**What you will do**. What lines of the data below hold the string "المركز"? Copy each one.

**Given entries**.
#####
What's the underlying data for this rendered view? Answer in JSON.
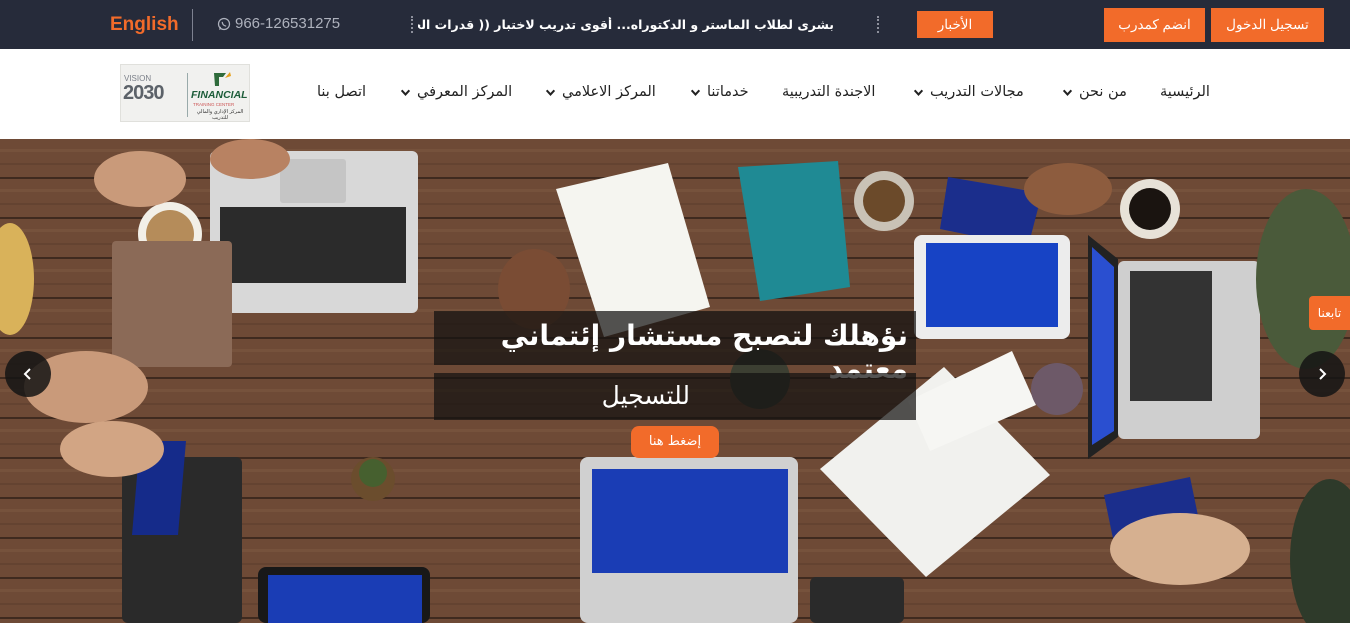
{
  "topbar": {
    "language": "English",
    "phone": "966-126531275",
    "ticker": "بشرى لطلاب الماستر و الدكتوراه... أقوى تدريب لاختبار (( قدرات الجامعيين))",
    "news_label": "الأخبار",
    "join_trainer_label": "انضم كمدرب",
    "login_label": "تسجيل الدخول"
  },
  "logo": {
    "vision": "VISION",
    "year": "2030",
    "brand": "FINANCIAL",
    "brand_sub": "TRAINING CENTER",
    "brand_ar": "المركز الإداري والمالي للتدريب"
  },
  "nav": {
    "home": "الرئيسية",
    "about": "من نحن",
    "training_fields": "مجالات التدريب",
    "agenda": "الاجندة التدريبية",
    "services": "خدماتنا",
    "media": "المركز الاعلامي",
    "knowledge": "المركز المعرفي",
    "contact": "اتصل بنا"
  },
  "hero": {
    "headline": "نؤهلك لتصبح مستشار إئتماني معتمد",
    "subline": "للتسجيل",
    "cta": "إضغط هنا",
    "follow": "تابعنا"
  },
  "colors": {
    "accent": "#f26b2a",
    "topbar_bg": "#262b3a"
  }
}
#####
**Answer area**.
    "brand_ar": "المركز الإداري والمالي للتدريب"
    "media": "المركز الاعلامي",
    "knowledge": "المركز المعرفي",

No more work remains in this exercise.